*** Entries supplied ***

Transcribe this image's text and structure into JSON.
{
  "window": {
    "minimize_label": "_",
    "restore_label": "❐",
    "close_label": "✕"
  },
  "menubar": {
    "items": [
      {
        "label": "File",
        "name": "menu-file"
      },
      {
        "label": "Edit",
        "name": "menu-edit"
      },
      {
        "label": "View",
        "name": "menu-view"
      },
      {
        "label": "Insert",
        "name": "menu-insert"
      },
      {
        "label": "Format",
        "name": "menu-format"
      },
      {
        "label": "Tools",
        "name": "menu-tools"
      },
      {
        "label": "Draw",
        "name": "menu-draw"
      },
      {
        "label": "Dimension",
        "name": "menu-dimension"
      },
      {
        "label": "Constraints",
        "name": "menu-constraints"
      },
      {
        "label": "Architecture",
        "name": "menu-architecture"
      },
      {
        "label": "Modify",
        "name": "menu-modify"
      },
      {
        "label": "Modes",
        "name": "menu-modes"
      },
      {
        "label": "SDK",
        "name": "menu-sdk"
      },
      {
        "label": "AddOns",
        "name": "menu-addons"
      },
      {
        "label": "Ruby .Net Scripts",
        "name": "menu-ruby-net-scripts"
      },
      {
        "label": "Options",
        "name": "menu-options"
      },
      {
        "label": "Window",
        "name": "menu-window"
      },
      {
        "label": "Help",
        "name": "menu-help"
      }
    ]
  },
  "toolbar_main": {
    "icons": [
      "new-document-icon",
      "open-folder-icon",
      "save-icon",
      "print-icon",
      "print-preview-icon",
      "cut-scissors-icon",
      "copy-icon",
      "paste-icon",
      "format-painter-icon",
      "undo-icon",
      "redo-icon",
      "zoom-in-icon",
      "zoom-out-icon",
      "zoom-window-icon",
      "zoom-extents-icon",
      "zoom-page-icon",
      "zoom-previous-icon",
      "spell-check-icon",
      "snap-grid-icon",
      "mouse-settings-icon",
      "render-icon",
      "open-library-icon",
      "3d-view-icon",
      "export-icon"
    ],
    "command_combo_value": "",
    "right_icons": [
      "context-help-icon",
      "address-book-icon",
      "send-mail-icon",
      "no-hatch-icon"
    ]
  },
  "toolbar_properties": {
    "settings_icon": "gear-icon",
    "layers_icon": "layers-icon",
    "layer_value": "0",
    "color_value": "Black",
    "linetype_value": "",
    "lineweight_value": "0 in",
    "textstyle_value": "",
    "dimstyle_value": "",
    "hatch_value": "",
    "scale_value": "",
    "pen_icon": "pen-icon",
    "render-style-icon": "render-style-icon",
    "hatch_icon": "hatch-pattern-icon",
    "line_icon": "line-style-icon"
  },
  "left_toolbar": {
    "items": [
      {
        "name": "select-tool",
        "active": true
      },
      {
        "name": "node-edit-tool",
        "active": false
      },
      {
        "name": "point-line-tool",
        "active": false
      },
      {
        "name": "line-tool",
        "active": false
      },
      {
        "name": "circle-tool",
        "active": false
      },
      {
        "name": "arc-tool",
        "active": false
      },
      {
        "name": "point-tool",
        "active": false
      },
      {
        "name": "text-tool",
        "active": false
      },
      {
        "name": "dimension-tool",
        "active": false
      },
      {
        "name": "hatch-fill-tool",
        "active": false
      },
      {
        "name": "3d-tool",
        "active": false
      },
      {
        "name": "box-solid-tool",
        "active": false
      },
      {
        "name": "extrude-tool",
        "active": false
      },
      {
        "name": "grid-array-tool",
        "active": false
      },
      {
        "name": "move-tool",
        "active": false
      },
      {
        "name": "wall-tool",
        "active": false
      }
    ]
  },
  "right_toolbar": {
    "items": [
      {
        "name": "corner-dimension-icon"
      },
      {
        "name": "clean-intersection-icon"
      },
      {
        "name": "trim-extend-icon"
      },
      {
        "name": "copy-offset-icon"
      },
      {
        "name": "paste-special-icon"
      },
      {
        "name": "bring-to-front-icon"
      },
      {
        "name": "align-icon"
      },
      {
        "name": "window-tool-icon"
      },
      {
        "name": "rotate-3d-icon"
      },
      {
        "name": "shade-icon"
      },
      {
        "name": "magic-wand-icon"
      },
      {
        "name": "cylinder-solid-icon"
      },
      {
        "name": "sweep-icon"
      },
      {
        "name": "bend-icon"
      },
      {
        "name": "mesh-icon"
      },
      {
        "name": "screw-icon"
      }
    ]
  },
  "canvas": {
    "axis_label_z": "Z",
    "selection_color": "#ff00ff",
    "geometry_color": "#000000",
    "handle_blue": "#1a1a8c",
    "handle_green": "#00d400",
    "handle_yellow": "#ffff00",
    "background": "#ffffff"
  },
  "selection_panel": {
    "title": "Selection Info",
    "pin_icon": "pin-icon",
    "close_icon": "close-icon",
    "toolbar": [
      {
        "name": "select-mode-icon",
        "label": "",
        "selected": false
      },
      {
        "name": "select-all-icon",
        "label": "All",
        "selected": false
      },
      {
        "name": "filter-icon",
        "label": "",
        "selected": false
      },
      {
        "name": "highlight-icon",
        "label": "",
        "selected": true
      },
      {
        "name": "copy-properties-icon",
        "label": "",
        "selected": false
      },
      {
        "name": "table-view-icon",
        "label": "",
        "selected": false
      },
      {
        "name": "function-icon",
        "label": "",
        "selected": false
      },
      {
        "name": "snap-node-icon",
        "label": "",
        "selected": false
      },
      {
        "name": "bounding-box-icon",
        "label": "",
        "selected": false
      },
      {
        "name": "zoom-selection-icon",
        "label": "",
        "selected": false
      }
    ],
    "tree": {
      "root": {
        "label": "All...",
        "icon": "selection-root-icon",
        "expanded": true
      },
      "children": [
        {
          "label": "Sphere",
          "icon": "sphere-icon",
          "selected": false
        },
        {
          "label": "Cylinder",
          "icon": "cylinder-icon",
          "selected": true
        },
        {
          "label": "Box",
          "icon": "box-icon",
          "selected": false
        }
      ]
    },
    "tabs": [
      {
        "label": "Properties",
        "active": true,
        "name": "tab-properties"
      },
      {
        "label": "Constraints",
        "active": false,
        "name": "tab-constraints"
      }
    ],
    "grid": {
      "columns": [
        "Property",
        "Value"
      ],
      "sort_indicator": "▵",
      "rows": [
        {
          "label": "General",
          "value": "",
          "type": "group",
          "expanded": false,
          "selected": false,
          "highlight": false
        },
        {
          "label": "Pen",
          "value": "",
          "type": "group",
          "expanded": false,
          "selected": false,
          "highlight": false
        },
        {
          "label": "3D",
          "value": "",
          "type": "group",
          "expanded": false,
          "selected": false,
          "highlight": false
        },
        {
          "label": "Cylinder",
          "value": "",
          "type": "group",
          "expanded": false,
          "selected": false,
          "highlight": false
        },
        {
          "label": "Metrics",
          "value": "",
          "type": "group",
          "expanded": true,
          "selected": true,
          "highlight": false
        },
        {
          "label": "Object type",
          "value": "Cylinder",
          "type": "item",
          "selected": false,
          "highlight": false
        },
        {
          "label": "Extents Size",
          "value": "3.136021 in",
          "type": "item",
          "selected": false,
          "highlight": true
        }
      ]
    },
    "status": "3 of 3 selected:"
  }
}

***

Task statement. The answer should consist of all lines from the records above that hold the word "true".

Exercise result.
        "active": true
        "selected": true
        "expanded": true
          "selected": true
        "active": true,
          "expanded": true,
          "selected": true,
          "highlight": true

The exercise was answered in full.